An interesting experiment, if unfortunately doomed to fail. I liken it to watching the noise pattern on an old CRT-based TV and expecting to see a frame from Andy Griffith. Order (of the complexity required for life) simply does not arise from chaos, folks. Sorry, just not gonna happen. I would guess (if I may) that what @Pelotoner above is saying is that *Classical Darwinian Evolution" is becoming less generally accepted... that branch of evolution which relies *solely* upon the "random mutation / natural selection" mechanism to explain observed phenomena. To find an interesting dive into alternative directions, visit cosmicfingerprints.com/blog/ and click around a bit. I don't agree with much of what's mentioned there (esp. the author's dogged sales pitch for his "new" book), but lots there to stretch traditional boundaries!

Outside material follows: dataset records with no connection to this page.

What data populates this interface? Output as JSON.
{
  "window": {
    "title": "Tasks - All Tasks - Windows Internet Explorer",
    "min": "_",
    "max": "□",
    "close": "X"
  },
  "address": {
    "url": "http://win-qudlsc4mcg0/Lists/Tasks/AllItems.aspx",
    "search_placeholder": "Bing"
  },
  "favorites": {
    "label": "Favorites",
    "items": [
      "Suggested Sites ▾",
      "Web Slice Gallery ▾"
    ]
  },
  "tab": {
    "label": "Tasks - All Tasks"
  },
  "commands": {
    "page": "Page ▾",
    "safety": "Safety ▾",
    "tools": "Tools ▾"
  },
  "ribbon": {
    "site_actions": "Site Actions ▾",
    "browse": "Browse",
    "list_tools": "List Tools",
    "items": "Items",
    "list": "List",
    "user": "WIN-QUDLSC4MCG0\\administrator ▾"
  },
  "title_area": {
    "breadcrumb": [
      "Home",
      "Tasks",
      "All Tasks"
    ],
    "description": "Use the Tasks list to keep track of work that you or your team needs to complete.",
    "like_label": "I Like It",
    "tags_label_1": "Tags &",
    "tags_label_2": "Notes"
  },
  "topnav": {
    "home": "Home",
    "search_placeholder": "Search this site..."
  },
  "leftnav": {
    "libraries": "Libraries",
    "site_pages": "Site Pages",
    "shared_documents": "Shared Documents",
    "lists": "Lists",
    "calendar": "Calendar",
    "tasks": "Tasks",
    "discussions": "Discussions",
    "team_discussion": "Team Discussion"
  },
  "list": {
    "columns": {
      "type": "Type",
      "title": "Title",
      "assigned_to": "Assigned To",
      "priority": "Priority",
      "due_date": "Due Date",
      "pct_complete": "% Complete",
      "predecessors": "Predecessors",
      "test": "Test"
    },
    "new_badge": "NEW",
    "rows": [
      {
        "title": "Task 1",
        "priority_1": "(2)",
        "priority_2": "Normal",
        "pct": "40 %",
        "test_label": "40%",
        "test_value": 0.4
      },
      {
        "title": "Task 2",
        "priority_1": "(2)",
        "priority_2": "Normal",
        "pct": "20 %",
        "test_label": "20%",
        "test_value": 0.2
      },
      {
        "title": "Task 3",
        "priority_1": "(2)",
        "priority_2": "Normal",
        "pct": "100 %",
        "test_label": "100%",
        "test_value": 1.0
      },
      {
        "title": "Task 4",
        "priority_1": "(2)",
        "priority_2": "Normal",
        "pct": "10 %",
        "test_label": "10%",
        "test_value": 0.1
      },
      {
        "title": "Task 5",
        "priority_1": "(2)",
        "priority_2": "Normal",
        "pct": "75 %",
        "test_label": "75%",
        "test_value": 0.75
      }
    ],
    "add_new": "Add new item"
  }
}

fb36
IMHO I don't think replacing DNA/RNA of a living cell counts as creating artificial life. This is just my guess but I think this experiment will also fail no matter how long it continues. We'll see.
VadimR
Pelotoner is right. Using the scientific method (systematic observation, measurement, and experiment, and the formulation, testing, and modification of hypotheses) this will take a long time before theory of macro evolution and accidental formation of life can be considered seriously. Helios, to be scientifically literate and technology minded does not require one to be a believer of evolution. As a biologist and an engineer, the evidence to suggest that macro evolution is even remotely possible, takes much more faith than to realize that there is a creator. Logic and the evidence will lead you to that conclusion if you truly want to do the research. (Try to examine the evidence for yourself... I also suggest you visit the creation museum in Kentucky).
Dan Lewis
The thing is...nature had a whopping long time, a nearly unspeakable number of test tubes, many chemicals and environments. I'll celebrate for sure, if these dauntless explorers come up with something. Religion comforts...and cripples. History, and some of the statements made in this Comments section, show it to be so.
Douglas Bennett Rogers
If we had an ensemble of planets with life on them we would have a basis for evaluating the success of the theory of evolution. A lot of science fiction scenarios come to mind.
Helios
@VadimR I suggest you research the terms cognitive dissonance and delusion. The museum you are referring to is the one where they suggest humans lived in the same time period as dinosaurs? I don't think they have anything valuable to say about science. And the only thing that is necessary for a person to follow the Creation theory of life as we know it is belief, faith and those who will not challenge dogma out of respect for tradition and fear of insulting another's sensibilities.